> _PROBLEM_:
Return the entries below verbatim. Pictures stay out.

[Entries from a dataset of interfaces]
= Beginning of Section =

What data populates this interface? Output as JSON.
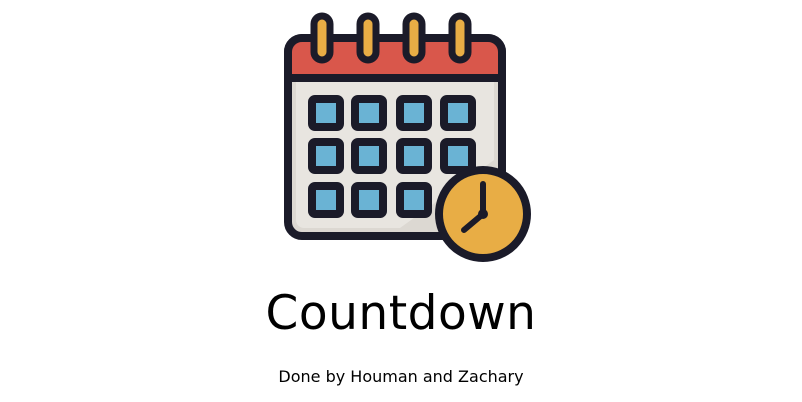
{
  "app": {
    "title": "Countdown",
    "credits": "Done by Houman and Zachary",
    "logo_icon": "calendar-clock-icon"
  },
  "colors": {
    "background": "#ffffff",
    "calendar_header": "#d9574b",
    "calendar_body": "#dcd8d2",
    "calendar_cell": "#6ab3d4",
    "ring": "#e8ad45",
    "clock_face": "#e8ad45",
    "outline": "#1b1b29",
    "text": "#000000"
  }
}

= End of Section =

> _TASK ANSWER_:
What data populates this interface? Output as JSON.
{
  "app": {
    "title": "Countdown",
    "credits": "Done by Houman and Zachary",
    "logo_icon": "calendar-clock-icon"
  },
  "colors": {
    "background": "#ffffff",
    "calendar_header": "#d9574b",
    "calendar_body": "#dcd8d2",
    "calendar_cell": "#6ab3d4",
    "ring": "#e8ad45",
    "clock_face": "#e8ad45",
    "outline": "#1b1b29",
    "text": "#000000"
  }
}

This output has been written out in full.